KCBSs Rebecca Carrol interviewed CJCJ’s Executive Director, Daniel Macallair about the importance of this case. Daniel Macallair explained the significance of establishing a legal precedent that could potentially free up to 2,200 people who were sentenced to life without the possibility of parole as teenagers. He also discussed how states that allow parole hearings have already been dealing with this issue. California, for example, recently passed Senate Bill (SB) 261, a bill sponsored by State Senator Loni Hancock, which expanded eligibility for parole hearings for a those with juvenile life sentences. 

Daniel Macallair:

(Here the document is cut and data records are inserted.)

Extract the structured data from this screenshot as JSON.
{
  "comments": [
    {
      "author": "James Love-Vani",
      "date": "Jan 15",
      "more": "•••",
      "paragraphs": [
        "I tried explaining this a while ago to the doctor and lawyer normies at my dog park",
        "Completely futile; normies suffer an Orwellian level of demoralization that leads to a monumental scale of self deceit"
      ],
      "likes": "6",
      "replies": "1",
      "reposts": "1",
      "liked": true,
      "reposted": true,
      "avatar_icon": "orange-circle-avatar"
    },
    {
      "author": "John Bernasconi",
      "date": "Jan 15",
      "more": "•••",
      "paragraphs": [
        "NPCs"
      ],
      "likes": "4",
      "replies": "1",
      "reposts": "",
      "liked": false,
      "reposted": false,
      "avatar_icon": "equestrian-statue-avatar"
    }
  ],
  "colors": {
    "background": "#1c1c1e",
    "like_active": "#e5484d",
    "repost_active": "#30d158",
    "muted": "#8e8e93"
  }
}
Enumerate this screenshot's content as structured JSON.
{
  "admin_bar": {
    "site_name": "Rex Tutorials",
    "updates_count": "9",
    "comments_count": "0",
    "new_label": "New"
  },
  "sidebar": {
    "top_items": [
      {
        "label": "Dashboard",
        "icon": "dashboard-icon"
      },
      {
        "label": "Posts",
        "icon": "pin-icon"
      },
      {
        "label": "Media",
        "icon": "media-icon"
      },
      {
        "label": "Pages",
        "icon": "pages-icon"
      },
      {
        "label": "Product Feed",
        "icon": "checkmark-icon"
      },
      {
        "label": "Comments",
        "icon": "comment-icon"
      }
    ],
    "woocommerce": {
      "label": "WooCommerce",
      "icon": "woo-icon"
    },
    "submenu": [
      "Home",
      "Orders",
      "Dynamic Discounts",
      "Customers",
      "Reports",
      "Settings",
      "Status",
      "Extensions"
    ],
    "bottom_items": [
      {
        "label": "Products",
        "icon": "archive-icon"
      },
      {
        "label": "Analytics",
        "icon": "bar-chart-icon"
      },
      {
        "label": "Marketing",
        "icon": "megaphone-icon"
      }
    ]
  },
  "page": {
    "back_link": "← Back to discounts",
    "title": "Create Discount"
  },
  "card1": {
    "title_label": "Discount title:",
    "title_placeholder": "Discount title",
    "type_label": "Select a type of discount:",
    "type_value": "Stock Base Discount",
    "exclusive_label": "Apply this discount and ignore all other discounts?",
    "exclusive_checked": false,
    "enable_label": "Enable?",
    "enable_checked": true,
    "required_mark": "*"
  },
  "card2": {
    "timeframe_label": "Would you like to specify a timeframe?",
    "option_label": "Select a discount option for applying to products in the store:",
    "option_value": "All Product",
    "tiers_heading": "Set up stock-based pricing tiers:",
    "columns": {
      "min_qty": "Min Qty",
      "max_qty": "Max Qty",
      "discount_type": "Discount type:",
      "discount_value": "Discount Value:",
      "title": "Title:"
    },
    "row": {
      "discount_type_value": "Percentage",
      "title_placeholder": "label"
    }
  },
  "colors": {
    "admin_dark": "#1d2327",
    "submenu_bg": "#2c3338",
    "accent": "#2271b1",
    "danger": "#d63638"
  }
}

It’s a huge deal. If you put it in a global persepctive, right now there are about 2,200 people serving this life without the possibility of parole sentence. Essentially, they have been sentenced to die in prison for committing a crime when they were under the age of 18. Now, in the rest of the world, this penalty has been outlawed. It is a provision in the U.N. [Convention on the Rights of the Child]. Most of the world has signed onto it except the United States — and Somalia. We’ve got 2,200 serving this sentence in the United States, and in the rest of the world it’s about 15. Just to put it global perspective.”